How 1000 new genetic variants were discovered in blood groups
1000 new mutations in the blood group genes: that is what physician and former programmer Mattias Möller found in his research study in which he developed new software and investigated blood group genes in 2504 people. This discovery from Lund University in Sweden was published recently in the journal Blood Advances.
Genomes from 2504 people
The international project 1000 Genomes is so far the world's largest mapping of human genetic variants. By creating a new computer program, Mattias Möller processed the genomes of 2 504 people. He imported these genomes to his newly developed database Erythrogene, and matched them against previously known genetic variants. The result was the discovery of 1 000 hitherto unknown mutations which could have a negative effect in the case of blood transfusions, for example.
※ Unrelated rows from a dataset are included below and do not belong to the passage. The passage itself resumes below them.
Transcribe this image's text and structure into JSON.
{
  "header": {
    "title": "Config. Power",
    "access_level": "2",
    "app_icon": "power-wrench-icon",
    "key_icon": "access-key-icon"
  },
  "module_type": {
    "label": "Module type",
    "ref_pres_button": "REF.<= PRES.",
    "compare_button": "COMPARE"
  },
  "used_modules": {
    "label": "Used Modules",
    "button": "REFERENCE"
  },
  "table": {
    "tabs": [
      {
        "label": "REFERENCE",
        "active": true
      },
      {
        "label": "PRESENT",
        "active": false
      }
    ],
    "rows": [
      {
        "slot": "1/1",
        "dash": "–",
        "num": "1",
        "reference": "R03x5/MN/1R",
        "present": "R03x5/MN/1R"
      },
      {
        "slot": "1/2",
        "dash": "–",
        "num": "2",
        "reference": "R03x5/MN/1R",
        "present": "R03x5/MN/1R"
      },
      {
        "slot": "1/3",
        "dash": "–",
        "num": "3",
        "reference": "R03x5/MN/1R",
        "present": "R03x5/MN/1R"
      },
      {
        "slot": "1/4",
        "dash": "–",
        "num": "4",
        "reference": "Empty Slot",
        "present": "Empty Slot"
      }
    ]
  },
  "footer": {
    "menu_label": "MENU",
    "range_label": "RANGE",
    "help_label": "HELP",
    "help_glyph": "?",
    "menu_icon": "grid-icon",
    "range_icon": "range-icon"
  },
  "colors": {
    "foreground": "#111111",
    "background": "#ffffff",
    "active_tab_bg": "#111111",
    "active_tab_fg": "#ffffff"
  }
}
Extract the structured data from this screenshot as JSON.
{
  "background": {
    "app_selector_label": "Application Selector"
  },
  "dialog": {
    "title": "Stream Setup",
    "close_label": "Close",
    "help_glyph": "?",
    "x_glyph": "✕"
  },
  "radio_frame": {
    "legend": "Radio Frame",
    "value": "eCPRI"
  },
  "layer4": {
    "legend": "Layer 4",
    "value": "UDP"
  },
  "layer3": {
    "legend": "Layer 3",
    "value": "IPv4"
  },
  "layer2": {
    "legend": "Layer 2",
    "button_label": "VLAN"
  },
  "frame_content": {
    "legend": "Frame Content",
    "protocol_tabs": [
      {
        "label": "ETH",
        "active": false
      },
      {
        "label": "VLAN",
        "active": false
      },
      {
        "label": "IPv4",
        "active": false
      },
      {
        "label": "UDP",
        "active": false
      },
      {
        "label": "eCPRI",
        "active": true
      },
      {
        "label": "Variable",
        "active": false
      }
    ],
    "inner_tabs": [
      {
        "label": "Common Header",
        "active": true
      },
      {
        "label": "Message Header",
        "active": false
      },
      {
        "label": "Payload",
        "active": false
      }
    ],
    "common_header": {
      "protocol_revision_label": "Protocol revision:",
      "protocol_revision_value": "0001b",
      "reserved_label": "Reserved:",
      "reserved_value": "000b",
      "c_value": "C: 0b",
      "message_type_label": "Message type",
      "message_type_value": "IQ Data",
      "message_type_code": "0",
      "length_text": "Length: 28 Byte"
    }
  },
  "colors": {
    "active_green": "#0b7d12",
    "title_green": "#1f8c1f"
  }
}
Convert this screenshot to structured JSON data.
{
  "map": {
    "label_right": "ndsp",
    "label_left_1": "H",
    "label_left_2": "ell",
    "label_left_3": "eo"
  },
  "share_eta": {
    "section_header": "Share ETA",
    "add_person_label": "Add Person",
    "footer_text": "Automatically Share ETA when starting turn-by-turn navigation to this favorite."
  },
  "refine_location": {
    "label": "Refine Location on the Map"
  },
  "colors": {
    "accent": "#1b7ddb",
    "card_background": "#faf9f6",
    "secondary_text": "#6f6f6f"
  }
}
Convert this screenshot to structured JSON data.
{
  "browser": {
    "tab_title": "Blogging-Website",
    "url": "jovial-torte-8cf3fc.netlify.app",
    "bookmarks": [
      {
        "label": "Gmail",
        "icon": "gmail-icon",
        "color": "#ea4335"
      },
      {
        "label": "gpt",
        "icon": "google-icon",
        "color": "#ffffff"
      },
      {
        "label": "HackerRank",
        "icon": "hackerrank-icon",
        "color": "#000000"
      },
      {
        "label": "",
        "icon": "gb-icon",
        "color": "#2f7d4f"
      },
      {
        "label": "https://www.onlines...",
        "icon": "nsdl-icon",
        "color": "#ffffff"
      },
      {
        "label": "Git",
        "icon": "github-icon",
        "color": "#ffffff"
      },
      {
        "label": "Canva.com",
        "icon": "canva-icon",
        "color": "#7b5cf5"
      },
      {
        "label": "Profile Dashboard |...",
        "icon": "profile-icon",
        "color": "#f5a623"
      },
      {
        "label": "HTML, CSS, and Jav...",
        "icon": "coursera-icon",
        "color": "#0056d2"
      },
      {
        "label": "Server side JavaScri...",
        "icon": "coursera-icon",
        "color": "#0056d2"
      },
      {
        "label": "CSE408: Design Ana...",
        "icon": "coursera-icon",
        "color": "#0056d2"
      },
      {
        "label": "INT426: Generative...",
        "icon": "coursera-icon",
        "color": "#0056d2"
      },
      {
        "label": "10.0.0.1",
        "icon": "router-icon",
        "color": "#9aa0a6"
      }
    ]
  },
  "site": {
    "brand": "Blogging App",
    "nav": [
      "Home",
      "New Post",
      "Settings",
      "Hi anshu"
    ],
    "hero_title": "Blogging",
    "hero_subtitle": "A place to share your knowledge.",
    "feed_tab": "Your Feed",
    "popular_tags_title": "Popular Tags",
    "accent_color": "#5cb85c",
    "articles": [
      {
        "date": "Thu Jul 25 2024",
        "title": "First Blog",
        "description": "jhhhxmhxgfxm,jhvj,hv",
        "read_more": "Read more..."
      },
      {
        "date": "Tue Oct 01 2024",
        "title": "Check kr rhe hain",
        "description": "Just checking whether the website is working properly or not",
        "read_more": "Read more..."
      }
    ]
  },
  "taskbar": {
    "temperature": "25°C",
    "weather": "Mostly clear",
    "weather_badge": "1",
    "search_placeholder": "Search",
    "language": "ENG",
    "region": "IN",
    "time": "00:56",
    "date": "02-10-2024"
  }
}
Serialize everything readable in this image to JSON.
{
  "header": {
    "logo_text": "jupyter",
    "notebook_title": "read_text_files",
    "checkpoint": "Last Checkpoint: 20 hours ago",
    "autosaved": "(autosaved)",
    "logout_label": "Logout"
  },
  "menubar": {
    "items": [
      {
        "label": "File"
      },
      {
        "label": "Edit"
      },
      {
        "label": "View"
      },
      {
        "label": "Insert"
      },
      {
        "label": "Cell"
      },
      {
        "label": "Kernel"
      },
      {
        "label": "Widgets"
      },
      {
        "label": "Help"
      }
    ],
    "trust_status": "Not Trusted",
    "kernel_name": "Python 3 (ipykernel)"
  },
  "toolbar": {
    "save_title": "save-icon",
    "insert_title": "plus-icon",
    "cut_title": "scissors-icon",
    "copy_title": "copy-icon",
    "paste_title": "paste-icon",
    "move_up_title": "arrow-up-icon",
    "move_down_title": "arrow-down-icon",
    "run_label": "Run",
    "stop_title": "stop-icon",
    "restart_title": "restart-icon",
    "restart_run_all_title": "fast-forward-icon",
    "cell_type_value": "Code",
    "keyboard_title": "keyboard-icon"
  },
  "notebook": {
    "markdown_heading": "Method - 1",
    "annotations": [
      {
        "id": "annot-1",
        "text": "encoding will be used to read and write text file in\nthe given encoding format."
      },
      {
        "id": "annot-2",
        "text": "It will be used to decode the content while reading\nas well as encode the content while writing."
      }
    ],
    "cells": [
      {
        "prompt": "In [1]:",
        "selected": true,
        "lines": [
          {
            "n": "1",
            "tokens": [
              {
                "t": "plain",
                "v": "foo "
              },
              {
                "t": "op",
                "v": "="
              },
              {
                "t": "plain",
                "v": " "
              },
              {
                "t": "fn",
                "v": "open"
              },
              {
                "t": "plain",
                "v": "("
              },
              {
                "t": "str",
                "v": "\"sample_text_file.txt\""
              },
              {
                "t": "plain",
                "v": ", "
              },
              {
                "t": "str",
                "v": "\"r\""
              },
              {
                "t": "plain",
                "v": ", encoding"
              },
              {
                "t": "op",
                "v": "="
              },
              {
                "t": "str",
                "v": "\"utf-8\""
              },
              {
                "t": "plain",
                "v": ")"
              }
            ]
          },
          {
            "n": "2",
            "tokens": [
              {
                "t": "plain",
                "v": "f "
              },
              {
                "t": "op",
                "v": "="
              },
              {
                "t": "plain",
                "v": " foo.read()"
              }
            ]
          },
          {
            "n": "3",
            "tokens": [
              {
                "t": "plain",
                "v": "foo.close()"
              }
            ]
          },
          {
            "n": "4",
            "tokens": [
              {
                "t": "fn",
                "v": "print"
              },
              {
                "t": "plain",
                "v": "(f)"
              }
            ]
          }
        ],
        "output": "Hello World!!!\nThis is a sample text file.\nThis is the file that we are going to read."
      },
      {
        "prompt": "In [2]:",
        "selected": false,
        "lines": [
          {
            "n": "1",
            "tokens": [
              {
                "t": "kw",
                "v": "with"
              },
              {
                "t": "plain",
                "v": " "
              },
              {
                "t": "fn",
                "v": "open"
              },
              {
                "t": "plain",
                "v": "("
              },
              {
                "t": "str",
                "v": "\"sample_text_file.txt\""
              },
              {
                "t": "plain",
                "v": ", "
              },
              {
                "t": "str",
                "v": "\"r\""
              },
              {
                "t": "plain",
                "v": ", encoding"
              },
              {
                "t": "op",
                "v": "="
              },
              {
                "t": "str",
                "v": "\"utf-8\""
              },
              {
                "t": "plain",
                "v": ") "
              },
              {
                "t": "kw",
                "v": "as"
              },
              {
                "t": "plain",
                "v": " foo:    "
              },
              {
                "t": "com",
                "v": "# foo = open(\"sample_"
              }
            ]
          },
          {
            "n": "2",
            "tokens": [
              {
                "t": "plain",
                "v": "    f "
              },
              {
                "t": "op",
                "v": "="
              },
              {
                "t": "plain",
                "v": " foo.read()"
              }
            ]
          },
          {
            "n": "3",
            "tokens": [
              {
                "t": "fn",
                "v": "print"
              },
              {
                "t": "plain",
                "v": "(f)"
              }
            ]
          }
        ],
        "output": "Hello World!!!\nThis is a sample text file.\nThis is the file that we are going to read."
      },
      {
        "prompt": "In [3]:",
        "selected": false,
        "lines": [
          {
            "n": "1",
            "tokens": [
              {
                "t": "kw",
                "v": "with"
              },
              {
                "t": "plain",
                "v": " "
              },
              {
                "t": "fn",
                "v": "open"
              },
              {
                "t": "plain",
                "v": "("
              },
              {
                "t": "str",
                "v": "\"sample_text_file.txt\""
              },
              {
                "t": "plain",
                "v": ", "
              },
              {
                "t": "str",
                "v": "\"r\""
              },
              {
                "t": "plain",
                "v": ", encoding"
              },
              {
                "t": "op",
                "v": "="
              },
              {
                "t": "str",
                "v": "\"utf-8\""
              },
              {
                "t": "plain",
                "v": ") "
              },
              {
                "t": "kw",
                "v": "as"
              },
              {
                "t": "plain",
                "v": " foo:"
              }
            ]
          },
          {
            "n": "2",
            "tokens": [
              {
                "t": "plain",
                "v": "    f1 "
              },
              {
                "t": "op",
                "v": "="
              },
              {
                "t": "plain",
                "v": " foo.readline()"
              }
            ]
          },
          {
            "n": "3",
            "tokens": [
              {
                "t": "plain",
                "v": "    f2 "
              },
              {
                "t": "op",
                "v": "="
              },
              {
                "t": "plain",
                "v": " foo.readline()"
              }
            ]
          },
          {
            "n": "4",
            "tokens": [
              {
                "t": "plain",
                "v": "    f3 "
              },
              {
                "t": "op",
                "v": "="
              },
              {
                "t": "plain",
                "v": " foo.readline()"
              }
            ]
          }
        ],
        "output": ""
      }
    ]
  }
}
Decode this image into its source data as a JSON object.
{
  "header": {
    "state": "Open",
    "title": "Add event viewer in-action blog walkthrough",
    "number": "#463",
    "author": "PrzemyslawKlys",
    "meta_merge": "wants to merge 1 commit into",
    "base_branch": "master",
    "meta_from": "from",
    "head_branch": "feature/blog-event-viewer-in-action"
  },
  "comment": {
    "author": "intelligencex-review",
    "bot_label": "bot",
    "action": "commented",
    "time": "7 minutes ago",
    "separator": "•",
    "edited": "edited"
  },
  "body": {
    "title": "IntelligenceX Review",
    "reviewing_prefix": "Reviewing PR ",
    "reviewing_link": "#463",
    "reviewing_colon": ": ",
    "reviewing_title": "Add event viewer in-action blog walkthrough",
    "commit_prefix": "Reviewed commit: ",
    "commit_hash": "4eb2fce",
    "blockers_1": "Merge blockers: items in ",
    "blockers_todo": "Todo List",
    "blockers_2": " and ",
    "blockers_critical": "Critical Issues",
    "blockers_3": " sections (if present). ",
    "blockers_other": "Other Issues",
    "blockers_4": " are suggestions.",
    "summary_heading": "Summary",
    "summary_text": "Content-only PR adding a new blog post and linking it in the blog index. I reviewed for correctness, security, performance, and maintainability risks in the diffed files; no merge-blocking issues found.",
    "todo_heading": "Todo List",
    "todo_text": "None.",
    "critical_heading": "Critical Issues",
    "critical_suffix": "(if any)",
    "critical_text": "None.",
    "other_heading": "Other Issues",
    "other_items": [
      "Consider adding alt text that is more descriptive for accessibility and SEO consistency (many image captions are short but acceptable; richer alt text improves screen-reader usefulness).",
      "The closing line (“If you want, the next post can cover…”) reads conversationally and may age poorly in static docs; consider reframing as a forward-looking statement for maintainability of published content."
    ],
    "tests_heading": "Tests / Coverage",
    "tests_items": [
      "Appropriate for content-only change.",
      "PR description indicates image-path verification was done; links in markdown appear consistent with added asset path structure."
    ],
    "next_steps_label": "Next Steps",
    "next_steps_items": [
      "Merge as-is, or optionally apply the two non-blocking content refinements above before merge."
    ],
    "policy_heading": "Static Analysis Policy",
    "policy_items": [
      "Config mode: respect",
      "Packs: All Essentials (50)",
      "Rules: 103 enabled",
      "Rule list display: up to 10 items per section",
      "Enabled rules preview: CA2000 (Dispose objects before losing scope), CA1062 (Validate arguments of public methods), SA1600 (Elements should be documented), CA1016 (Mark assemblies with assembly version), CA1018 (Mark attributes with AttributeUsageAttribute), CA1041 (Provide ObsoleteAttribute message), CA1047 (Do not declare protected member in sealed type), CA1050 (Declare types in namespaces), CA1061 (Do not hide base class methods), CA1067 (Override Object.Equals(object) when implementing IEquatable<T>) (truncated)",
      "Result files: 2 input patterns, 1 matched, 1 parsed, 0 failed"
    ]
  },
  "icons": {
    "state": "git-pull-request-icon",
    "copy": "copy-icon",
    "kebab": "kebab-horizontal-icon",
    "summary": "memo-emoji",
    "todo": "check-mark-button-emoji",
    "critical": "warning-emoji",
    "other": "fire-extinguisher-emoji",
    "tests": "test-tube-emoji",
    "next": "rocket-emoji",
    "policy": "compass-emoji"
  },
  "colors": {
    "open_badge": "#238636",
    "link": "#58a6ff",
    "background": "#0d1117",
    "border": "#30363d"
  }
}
"Never before has there been a worldwide mapping of blood group genes in healthy individuals. Most previously known blood group variants were discovered when a blood transfusion failed, i.e. when it didn't work between the donor and the recipient. I started from the genes instead, to find variations in DNA which might give rise to a new antigen*, likely to cause problems in case of transfusion, for example", explains Mattias Möller, doctoral student at the Department of Laboratory Medicine.
Mismatch can lead to death
On the surface of the red blood cells are proteins and sugar molecules, in which small differences give rise to different antigens. The ability to identify and match blood group types is important for blood transfusions, but also in pregnancy and before certain types of transplantion. A transfusion with mismatched blood can lead to a transfusion reaction. This type of reaction can be mild and barely noticeable, or so strong that the blood cells rupture and, in the worst cases, the patient dies.
Mattias Möller's study showed that 89 per cent of the genetic variants were previously known, but among the remaining 11 per cent were a total of 1 000 different mutations which were absent from official catalogues of known blood group variants.
"Of course not all variants lead to new antigens. But we need to go on and conduct further analyses to investigate how the genetic expression changes, i.e. how the molecules on the surface of the cell are affected".
Undiscovered antigens in Africa
There are currently 352 mapped antigens, but the research has so far mainly focused on populations in Europe and North America. A future research field is Africa, where there is greater variation between different population groups. As research on African populations increases, in combination with blood transfusions becoming more common there, many new antigens are likely to be discovered.
"The new online database enables researchers to study a specific blood group and see where in the world it occurs. It has been incredibly exciting to combine my knowledge as a programmer and researcher to design this database in a format which is easy to use in transfusion medicine. Now researchers can dig deeper into the results, and it is also easy to extend the database with other genes responsible for human disease or data from new major genetic mapping projects", concludes Mattias Möller.
An antigen is a part of a molecule which can have various functions on the surface of the cell, such as transporting necessary nutrients or signalling. Different individuals express different antigens, and if cells with a certain antigen are transferred to a person who does not have the same, which can happen in the case of transfusion or transplant, this can cause an immune reaction, such as rapid breakdown of red blood cells or rejection of the transplanted organ.
The 1000 Genomes project was completed in 2015 and provides the largest public catalogue of human genetic variation in the world so far.